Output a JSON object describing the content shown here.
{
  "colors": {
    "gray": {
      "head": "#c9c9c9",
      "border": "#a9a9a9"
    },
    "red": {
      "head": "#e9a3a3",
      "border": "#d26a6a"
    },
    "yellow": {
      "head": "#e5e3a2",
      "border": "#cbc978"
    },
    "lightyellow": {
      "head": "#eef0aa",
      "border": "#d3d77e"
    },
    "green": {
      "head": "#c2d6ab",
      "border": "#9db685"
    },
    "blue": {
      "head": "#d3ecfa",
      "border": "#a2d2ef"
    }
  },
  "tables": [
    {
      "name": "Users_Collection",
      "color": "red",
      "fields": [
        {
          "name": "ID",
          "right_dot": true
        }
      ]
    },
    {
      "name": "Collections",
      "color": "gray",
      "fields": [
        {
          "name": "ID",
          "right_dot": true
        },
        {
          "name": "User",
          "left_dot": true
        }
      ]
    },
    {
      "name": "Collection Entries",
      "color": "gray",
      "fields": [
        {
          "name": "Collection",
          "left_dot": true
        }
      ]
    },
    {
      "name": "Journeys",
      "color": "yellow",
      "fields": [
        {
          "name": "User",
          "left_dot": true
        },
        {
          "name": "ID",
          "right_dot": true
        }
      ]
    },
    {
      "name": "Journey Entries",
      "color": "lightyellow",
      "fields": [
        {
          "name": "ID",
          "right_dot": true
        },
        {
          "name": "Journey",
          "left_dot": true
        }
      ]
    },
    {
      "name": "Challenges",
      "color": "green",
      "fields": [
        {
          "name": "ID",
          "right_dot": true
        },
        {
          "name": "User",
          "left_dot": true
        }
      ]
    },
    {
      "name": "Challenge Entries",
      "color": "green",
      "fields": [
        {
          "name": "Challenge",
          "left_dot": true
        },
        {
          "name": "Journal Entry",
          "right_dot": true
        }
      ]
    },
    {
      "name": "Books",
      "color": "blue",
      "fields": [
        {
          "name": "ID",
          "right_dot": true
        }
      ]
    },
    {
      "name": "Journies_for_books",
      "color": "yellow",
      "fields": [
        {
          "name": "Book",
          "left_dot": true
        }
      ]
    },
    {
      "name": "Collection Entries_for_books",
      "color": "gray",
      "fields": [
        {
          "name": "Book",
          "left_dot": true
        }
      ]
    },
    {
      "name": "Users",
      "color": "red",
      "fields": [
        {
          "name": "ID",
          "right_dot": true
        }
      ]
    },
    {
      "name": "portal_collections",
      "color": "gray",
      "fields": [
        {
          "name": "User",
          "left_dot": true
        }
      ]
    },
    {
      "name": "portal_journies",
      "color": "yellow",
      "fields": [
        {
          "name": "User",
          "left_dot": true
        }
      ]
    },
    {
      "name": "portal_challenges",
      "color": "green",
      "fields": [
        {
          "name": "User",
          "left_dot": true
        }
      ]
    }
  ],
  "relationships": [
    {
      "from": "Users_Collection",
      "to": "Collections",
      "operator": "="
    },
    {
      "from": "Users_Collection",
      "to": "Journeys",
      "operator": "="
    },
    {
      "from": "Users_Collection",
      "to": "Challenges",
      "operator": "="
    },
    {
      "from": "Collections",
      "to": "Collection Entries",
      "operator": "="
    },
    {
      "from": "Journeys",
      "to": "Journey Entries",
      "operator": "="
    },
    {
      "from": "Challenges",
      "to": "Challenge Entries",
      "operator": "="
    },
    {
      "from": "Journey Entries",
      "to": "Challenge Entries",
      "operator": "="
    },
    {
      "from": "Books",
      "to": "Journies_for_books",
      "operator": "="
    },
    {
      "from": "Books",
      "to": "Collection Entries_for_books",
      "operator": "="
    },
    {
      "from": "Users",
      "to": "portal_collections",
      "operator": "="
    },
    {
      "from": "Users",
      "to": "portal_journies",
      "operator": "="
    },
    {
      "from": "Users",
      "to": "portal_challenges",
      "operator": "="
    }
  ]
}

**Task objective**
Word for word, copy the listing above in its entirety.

**Task answer**
Output a JSON object describing the content shown here.
{
  "colors": {
    "gray": {
      "head": "#c9c9c9",
      "border": "#a9a9a9"
    },
    "red": {
      "head": "#e9a3a3",
      "border": "#d26a6a"
    },
    "yellow": {
      "head": "#e5e3a2",
      "border": "#cbc978"
    },
    "lightyellow": {
      "head": "#eef0aa",
      "border": "#d3d77e"
    },
    "green": {
      "head": "#c2d6ab",
      "border": "#9db685"
    },
    "blue": {
      "head": "#d3ecfa",
      "border": "#a2d2ef"
    }
  },
  "tables": [
    {
      "name": "Users_Collection",
      "color": "red",
      "fields": [
        {
          "name": "ID",
          "right_dot": true
        }
      ]
    },
    {
      "name": "Collections",
      "color": "gray",
      "fields": [
        {
          "name": "ID",
          "right_dot": true
        },
        {
          "name": "User",
          "left_dot": true
        }
      ]
    },
    {
      "name": "Collection Entries",
      "color": "gray",
      "fields": [
        {
          "name": "Collection",
          "left_dot": true
        }
      ]
    },
    {
      "name": "Journeys",
      "color": "yellow",
      "fields": [
        {
          "name": "User",
          "left_dot": true
        },
        {
          "name": "ID",
          "right_dot": true
        }
      ]
    },
    {
      "name": "Journey Entries",
      "color": "lightyellow",
      "fields": [
        {
          "name": "ID",
          "right_dot": true
        },
        {
          "name": "Journey",
          "left_dot": true
        }
      ]
    },
    {
      "name": "Challenges",
      "color": "green",
      "fields": [
        {
          "name": "ID",
          "right_dot": true
        },
        {
          "name": "User",
          "left_dot": true
        }
      ]
    },
    {
      "name": "Challenge Entries",
      "color": "green",
      "fields": [
        {
          "name": "Challenge",
          "left_dot": true
        },
        {
          "name": "Journal Entry",
          "right_dot": true
        }
      ]
    },
    {
      "name": "Books",
      "color": "blue",
      "fields": [
        {
          "name": "ID",
          "right_dot": true
        }
      ]
    },
    {
      "name": "Journies_for_books",
      "color": "yellow",
      "fields": [
        {
          "name": "Book",
          "left_dot": true
        }
      ]
    },
    {
      "name": "Collection Entries_for_books",
      "color": "gray",
      "fields": [
        {
          "name": "Book",
          "left_dot": true
        }
      ]
    },
    {
      "name": "Users",
      "color": "red",
      "fields": [
        {
          "name": "ID",
          "right_dot": true
        }
      ]
    },
    {
      "name": "portal_collections",
      "color": "gray",
      "fields": [
        {
          "name": "User",
          "left_dot": true
        }
      ]
    },
    {
      "name": "portal_journies",
      "color": "yellow",
      "fields": [
        {
          "name": "User",
          "left_dot": true
        }
      ]
    },
    {
      "name": "portal_challenges",
      "color": "green",
      "fields": [
        {
          "name": "User",
          "left_dot": true
        }
      ]
    }
  ],
  "relationships": [
    {
      "from": "Users_Collection",
      "to": "Collections",
      "operator": "="
    },
    {
      "from": "Users_Collection",
      "to": "Journeys",
      "operator": "="
    },
    {
      "from": "Users_Collection",
      "to": "Challenges",
      "operator": "="
    },
    {
      "from": "Collections",
      "to": "Collection Entries",
      "operator": "="
    },
    {
      "from": "Journeys",
      "to": "Journey Entries",
      "operator": "="
    },
    {
      "from": "Challenges",
      "to": "Challenge Entries",
      "operator": "="
    },
    {
      "from": "Journey Entries",
      "to": "Challenge Entries",
      "operator": "="
    },
    {
      "from": "Books",
      "to": "Journies_for_books",
      "operator": "="
    },
    {
      "from": "Books",
      "to": "Collection Entries_for_books",
      "operator": "="
    },
    {
      "from": "Users",
      "to": "portal_collections",
      "operator": "="
    },
    {
      "from": "Users",
      "to": "portal_journies",
      "operator": "="
    },
    {
      "from": "Users",
      "to": "portal_challenges",
      "operator": "="
    }
  ]
}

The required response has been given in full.